**Exercise**
Make an exact copy of the records, with the images left out.

··· Supplied material ···

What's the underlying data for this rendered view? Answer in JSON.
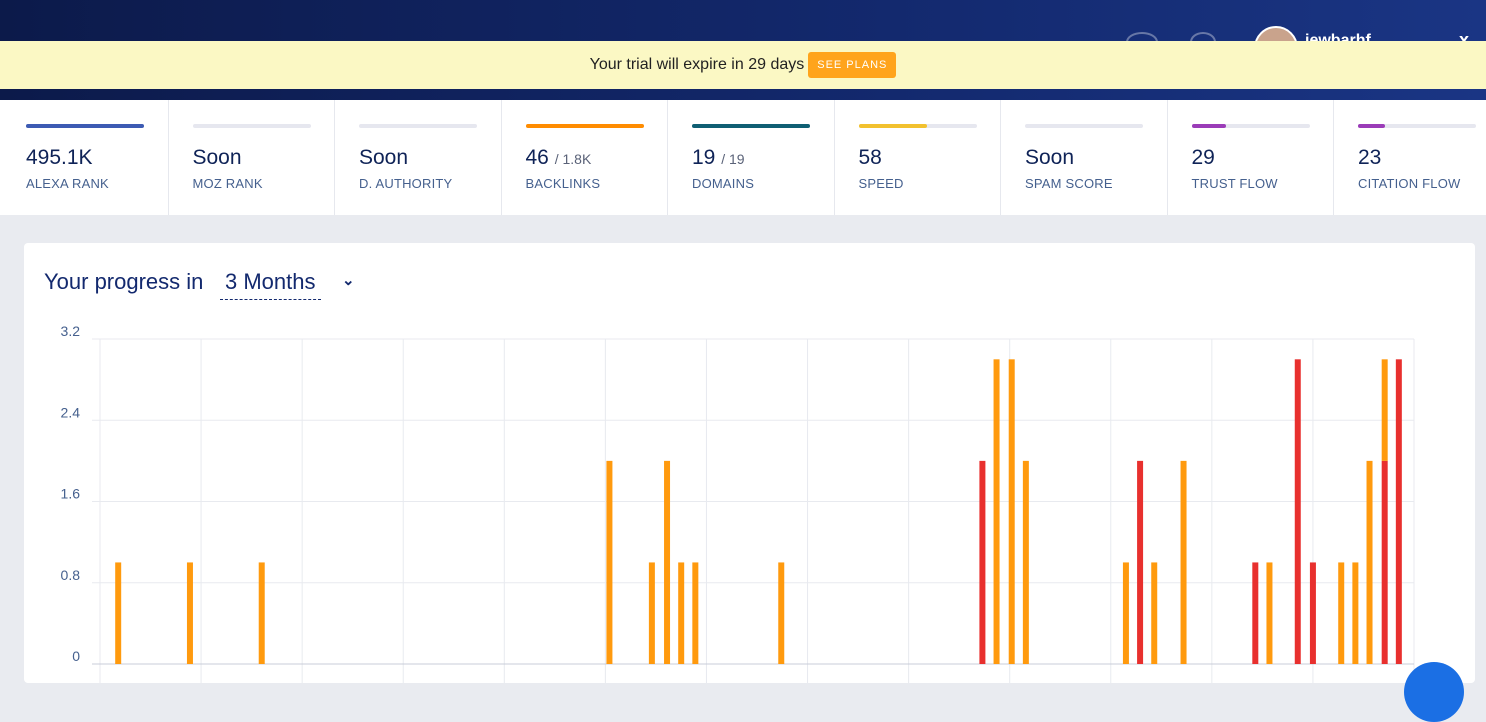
{
  "topbar": {
    "username": "jewbarhf",
    "close_label": "x"
  },
  "banner": {
    "text": "Your trial will expire in 29 days",
    "button": "SEE PLANS"
  },
  "metrics": [
    {
      "value": "495.1K",
      "sub": "",
      "label": "ALEXA RANK",
      "bar_color": "#3d5bb3",
      "fill": 1.0
    },
    {
      "value": "Soon",
      "sub": "",
      "label": "MOZ RANK",
      "bar_color": "#e6e7ef",
      "fill": 0
    },
    {
      "value": "Soon",
      "sub": "",
      "label": "D. AUTHORITY",
      "bar_color": "#e6e7ef",
      "fill": 0
    },
    {
      "value": "46",
      "sub": "/ 1.8K",
      "label": "BACKLINKS",
      "bar_color": "#ff8c00",
      "fill": 1.0
    },
    {
      "value": "19",
      "sub": "/ 19",
      "label": "DOMAINS",
      "bar_color": "#0f5f73",
      "fill": 1.0
    },
    {
      "value": "58",
      "sub": "",
      "label": "SPEED",
      "bar_color": "#f2c12e",
      "fill": 0.58
    },
    {
      "value": "Soon",
      "sub": "",
      "label": "SPAM SCORE",
      "bar_color": "#e6e7ef",
      "fill": 0
    },
    {
      "value": "29",
      "sub": "",
      "label": "TRUST FLOW",
      "bar_color": "#9b3cb8",
      "fill": 0.29
    },
    {
      "value": "23",
      "sub": "",
      "label": "CITATION FLOW",
      "bar_color": "#9b3cb8",
      "fill": 0.23
    }
  ],
  "progress": {
    "title": "Your progress in",
    "range": "3 Months"
  },
  "chart_data": {
    "type": "bar",
    "ylim": [
      0,
      3.2
    ],
    "yticks": [
      "3.2",
      "2.4",
      "1.6",
      "0.8",
      "0"
    ],
    "grid": true,
    "x_range": [
      0,
      13
    ],
    "colors": {
      "orange": "#ff9a0e",
      "red": "#e8302e"
    },
    "bars": [
      {
        "x": 0.18,
        "values": [
          {
            "c": "orange",
            "v": 1.0
          }
        ]
      },
      {
        "x": 0.89,
        "values": [
          {
            "c": "orange",
            "v": 1.0
          }
        ]
      },
      {
        "x": 1.6,
        "values": [
          {
            "c": "orange",
            "v": 1.0
          }
        ]
      },
      {
        "x": 5.04,
        "values": [
          {
            "c": "orange",
            "v": 2.0
          }
        ]
      },
      {
        "x": 5.46,
        "values": [
          {
            "c": "orange",
            "v": 1.0
          }
        ]
      },
      {
        "x": 5.61,
        "values": [
          {
            "c": "orange",
            "v": 2.0
          }
        ]
      },
      {
        "x": 5.75,
        "values": [
          {
            "c": "orange",
            "v": 1.0
          }
        ]
      },
      {
        "x": 5.89,
        "values": [
          {
            "c": "orange",
            "v": 1.0
          }
        ]
      },
      {
        "x": 6.74,
        "values": [
          {
            "c": "orange",
            "v": 1.0
          }
        ]
      },
      {
        "x": 8.73,
        "values": [
          {
            "c": "red",
            "v": 2.0
          }
        ]
      },
      {
        "x": 8.87,
        "values": [
          {
            "c": "orange",
            "v": 3.0
          }
        ]
      },
      {
        "x": 9.02,
        "values": [
          {
            "c": "orange",
            "v": 3.0
          }
        ]
      },
      {
        "x": 9.16,
        "values": [
          {
            "c": "orange",
            "v": 2.0
          }
        ]
      },
      {
        "x": 10.15,
        "values": [
          {
            "c": "orange",
            "v": 1.0
          }
        ]
      },
      {
        "x": 10.29,
        "values": [
          {
            "c": "red",
            "v": 2.0
          }
        ]
      },
      {
        "x": 10.43,
        "values": [
          {
            "c": "orange",
            "v": 1.0
          }
        ]
      },
      {
        "x": 10.72,
        "values": [
          {
            "c": "orange",
            "v": 2.0
          }
        ]
      },
      {
        "x": 11.43,
        "values": [
          {
            "c": "red",
            "v": 1.0
          }
        ]
      },
      {
        "x": 11.57,
        "values": [
          {
            "c": "orange",
            "v": 1.0
          }
        ]
      },
      {
        "x": 11.85,
        "values": [
          {
            "c": "red",
            "v": 3.0
          }
        ]
      },
      {
        "x": 12.0,
        "values": [
          {
            "c": "red",
            "v": 1.0
          }
        ]
      },
      {
        "x": 12.28,
        "values": [
          {
            "c": "orange",
            "v": 1.0
          }
        ]
      },
      {
        "x": 12.42,
        "values": [
          {
            "c": "orange",
            "v": 1.0
          }
        ]
      },
      {
        "x": 12.56,
        "values": [
          {
            "c": "orange",
            "v": 2.0
          }
        ]
      },
      {
        "x": 12.71,
        "values": [
          {
            "c": "red",
            "v": 2.0
          },
          {
            "c": "orange",
            "v": 1.0
          }
        ]
      },
      {
        "x": 12.85,
        "values": [
          {
            "c": "red",
            "v": 3.0
          }
        ]
      }
    ]
  }
}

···

**Task result**
What's the underlying data for this rendered view? Answer in JSON.
{
  "topbar": {
    "username": "jewbarhf",
    "close_label": "x"
  },
  "banner": {
    "text": "Your trial will expire in 29 days",
    "button": "SEE PLANS"
  },
  "metrics": [
    {
      "value": "495.1K",
      "sub": "",
      "label": "ALEXA RANK",
      "bar_color": "#3d5bb3",
      "fill": 1.0
    },
    {
      "value": "Soon",
      "sub": "",
      "label": "MOZ RANK",
      "bar_color": "#e6e7ef",
      "fill": 0
    },
    {
      "value": "Soon",
      "sub": "",
      "label": "D. AUTHORITY",
      "bar_color": "#e6e7ef",
      "fill": 0
    },
    {
      "value": "46",
      "sub": "/ 1.8K",
      "label": "BACKLINKS",
      "bar_color": "#ff8c00",
      "fill": 1.0
    },
    {
      "value": "19",
      "sub": "/ 19",
      "label": "DOMAINS",
      "bar_color": "#0f5f73",
      "fill": 1.0
    },
    {
      "value": "58",
      "sub": "",
      "label": "SPEED",
      "bar_color": "#f2c12e",
      "fill": 0.58
    },
    {
      "value": "Soon",
      "sub": "",
      "label": "SPAM SCORE",
      "bar_color": "#e6e7ef",
      "fill": 0
    },
    {
      "value": "29",
      "sub": "",
      "label": "TRUST FLOW",
      "bar_color": "#9b3cb8",
      "fill": 0.29
    },
    {
      "value": "23",
      "sub": "",
      "label": "CITATION FLOW",
      "bar_color": "#9b3cb8",
      "fill": 0.23
    }
  ],
  "progress": {
    "title": "Your progress in",
    "range": "3 Months"
  },
  "chart_data": {
    "type": "bar",
    "ylim": [
      0,
      3.2
    ],
    "yticks": [
      "3.2",
      "2.4",
      "1.6",
      "0.8",
      "0"
    ],
    "grid": true,
    "x_range": [
      0,
      13
    ],
    "colors": {
      "orange": "#ff9a0e",
      "red": "#e8302e"
    },
    "bars": [
      {
        "x": 0.18,
        "values": [
          {
            "c": "orange",
            "v": 1.0
          }
        ]
      },
      {
        "x": 0.89,
        "values": [
          {
            "c": "orange",
            "v": 1.0
          }
        ]
      },
      {
        "x": 1.6,
        "values": [
          {
            "c": "orange",
            "v": 1.0
          }
        ]
      },
      {
        "x": 5.04,
        "values": [
          {
            "c": "orange",
            "v": 2.0
          }
        ]
      },
      {
        "x": 5.46,
        "values": [
          {
            "c": "orange",
            "v": 1.0
          }
        ]
      },
      {
        "x": 5.61,
        "values": [
          {
            "c": "orange",
            "v": 2.0
          }
        ]
      },
      {
        "x": 5.75,
        "values": [
          {
            "c": "orange",
            "v": 1.0
          }
        ]
      },
      {
        "x": 5.89,
        "values": [
          {
            "c": "orange",
            "v": 1.0
          }
        ]
      },
      {
        "x": 6.74,
        "values": [
          {
            "c": "orange",
            "v": 1.0
          }
        ]
      },
      {
        "x": 8.73,
        "values": [
          {
            "c": "red",
            "v": 2.0
          }
        ]
      },
      {
        "x": 8.87,
        "values": [
          {
            "c": "orange",
            "v": 3.0
          }
        ]
      },
      {
        "x": 9.02,
        "values": [
          {
            "c": "orange",
            "v": 3.0
          }
        ]
      },
      {
        "x": 9.16,
        "values": [
          {
            "c": "orange",
            "v": 2.0
          }
        ]
      },
      {
        "x": 10.15,
        "values": [
          {
            "c": "orange",
            "v": 1.0
          }
        ]
      },
      {
        "x": 10.29,
        "values": [
          {
            "c": "red",
            "v": 2.0
          }
        ]
      },
      {
        "x": 10.43,
        "values": [
          {
            "c": "orange",
            "v": 1.0
          }
        ]
      },
      {
        "x": 10.72,
        "values": [
          {
            "c": "orange",
            "v": 2.0
          }
        ]
      },
      {
        "x": 11.43,
        "values": [
          {
            "c": "red",
            "v": 1.0
          }
        ]
      },
      {
        "x": 11.57,
        "values": [
          {
            "c": "orange",
            "v": 1.0
          }
        ]
      },
      {
        "x": 11.85,
        "values": [
          {
            "c": "red",
            "v": 3.0
          }
        ]
      },
      {
        "x": 12.0,
        "values": [
          {
            "c": "red",
            "v": 1.0
          }
        ]
      },
      {
        "x": 12.28,
        "values": [
          {
            "c": "orange",
            "v": 1.0
          }
        ]
      },
      {
        "x": 12.42,
        "values": [
          {
            "c": "orange",
            "v": 1.0
          }
        ]
      },
      {
        "x": 12.56,
        "values": [
          {
            "c": "orange",
            "v": 2.0
          }
        ]
      },
      {
        "x": 12.71,
        "values": [
          {
            "c": "red",
            "v": 2.0
          },
          {
            "c": "orange",
            "v": 1.0
          }
        ]
      },
      {
        "x": 12.85,
        "values": [
          {
            "c": "red",
            "v": 3.0
          }
        ]
      }
    ]
  }
}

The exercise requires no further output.